You probably call it a pulled muscle or the tennis leg but when the calf muscle (or tendons) is overstretched or worse… gets torn, then what you will have right there is a very… trust me, very painful calf strain situation.
So what are the most common calf muscle strain symptoms?
And how do you exactly get a calf strain?
It is these muscles that enable us to do simple everyday activities like playing most active sports, regular walking, and finding balance especially when landing from a jump plus supporting many other small functions like stretching on your toes to reach for stuff placed on a high shelf.
Looking to lose that weight and improve your metabolic health? Check out our review of the Fat Diminisher System HERE
How Do You Get a Calf Strain?
Calf strains are very common in the sports field. Truth be told, you can get a calf strain injury anywhere but mostly it will be during a physical movement.
You can get injured while running, skiing, lunging, going up the stairs, playing tennis, jumping, or even when exercising.
This can happen in various ways depending on your body movement at that particular time. Calf strains can either be categorized as grade 1, 2, or 3.
This is considered the mildest case of a calf strain. Although you’re still able to continue with near perfect leg movement (like walking or jogging without too much discomfort…), don’t be fooled, it will take you up to 4 weeks or slightly more to recover completely depending on how fast your body heals.
Mostly this is just a case of a few strained muscle fibers.
This is moderate injury and it occurs when muscle fibers get torn but don’t rupture fully. An injury of this grade would take you anywhere from 4 to 9 weeks to recover.
A grade 2 calf strain may include some significant swelling and the aching can go on for more than a week. There’s also too much discomfort when walking or moving around.
This is the worst case and a complete recovery can take up to 12 weeks! In this case, the muscle is totally torn (ruptured).
How Do You Know You Have a Calf Strain? What Are The Symptoms?
Upon injury, the calf muscle will announce its discomfort in the following ways:-
* Immediate sharp pain that can make even a grown up cry like a baby depending on the severity
* Bruising may appear
* The area becomes tender and swollen
* An audible snap or pop that is also felt
* Difficulty in standing on your toes (ballet dancer style)
* Feeling of being kicked or struck hard at the back of your leg (around the calf area)
* Difficulty in standing from a sitting position or even walking
How to Remedy a Calf Strain
What you need first and foremost is rest and lots of ice! Ensure you minimize your movement and you apply ice on the injured calf muscle at least 3 times a day for periods of about 20 to 30 minutes per session.
Application of ice can be more frequent depending on the severity of the calf injury and how much swelling or pain is involved.
Once you get through the initial phase, you can now try a few small exercises to help you heal faster and get back to normal activities (especially if you’re an athlete).
You can start with non-stressful toe raises both a standing and sitting position (whichever way you feel comfortable or is appropriate to your particular case).

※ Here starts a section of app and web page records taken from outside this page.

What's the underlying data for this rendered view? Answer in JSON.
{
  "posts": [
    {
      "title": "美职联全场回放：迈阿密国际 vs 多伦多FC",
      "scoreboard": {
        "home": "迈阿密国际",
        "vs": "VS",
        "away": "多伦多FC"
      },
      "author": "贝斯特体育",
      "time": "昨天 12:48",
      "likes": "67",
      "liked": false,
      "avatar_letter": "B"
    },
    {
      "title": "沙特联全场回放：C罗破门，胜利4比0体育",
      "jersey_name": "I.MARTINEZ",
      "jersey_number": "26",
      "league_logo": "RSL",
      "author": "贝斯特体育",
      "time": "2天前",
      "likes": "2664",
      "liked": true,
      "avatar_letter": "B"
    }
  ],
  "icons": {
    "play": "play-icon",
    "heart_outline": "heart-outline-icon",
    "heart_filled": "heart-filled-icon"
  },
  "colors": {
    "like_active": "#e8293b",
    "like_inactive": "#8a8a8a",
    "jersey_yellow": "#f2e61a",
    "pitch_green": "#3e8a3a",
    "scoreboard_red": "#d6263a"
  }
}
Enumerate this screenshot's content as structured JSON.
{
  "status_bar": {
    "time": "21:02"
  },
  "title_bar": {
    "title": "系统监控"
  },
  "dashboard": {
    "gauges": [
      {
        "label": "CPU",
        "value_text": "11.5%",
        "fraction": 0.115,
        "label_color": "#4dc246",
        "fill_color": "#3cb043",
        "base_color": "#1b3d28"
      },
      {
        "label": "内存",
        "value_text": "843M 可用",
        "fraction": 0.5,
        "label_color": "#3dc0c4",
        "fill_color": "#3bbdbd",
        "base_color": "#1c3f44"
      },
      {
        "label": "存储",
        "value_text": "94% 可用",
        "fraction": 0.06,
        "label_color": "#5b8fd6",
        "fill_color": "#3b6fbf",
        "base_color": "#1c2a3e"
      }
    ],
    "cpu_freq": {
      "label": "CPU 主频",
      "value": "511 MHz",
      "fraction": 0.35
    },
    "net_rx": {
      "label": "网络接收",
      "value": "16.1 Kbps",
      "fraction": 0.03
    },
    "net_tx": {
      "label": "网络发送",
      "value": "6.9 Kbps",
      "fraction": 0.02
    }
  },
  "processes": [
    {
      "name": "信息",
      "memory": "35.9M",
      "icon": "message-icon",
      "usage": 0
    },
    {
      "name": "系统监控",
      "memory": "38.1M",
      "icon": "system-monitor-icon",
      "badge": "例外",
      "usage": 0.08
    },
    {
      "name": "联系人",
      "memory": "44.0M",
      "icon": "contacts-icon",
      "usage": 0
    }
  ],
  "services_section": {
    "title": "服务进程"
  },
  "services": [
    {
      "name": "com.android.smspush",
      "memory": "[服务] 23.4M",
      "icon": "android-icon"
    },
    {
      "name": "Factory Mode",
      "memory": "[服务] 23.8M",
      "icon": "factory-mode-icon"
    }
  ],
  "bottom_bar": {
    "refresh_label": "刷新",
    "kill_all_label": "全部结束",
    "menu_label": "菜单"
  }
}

The idea is to stretch the injured muscle and help it heal without causing more injury.
If walking is a problem or you want to go out for a walk or slight jog, then a compression sleeve or bandage over the injured calf muscle is a good idea.
This helps in two ways;
- keeping the muscle in position and
- reducing tension on the injured muscle(s).
You can also invest in some heel pads if you want to further reduce the tension on your injured calf.
Don’t worry about a workout plan…there are several exercising plans available online for free.
Just look for something that suits your particular case and talk to your physician before starting on any exercises to confirm that you’re not making things worse!
Now you know how to identify and respond to calf muscle strain symptoms…wasn’t that a fun and learning experience? 🙂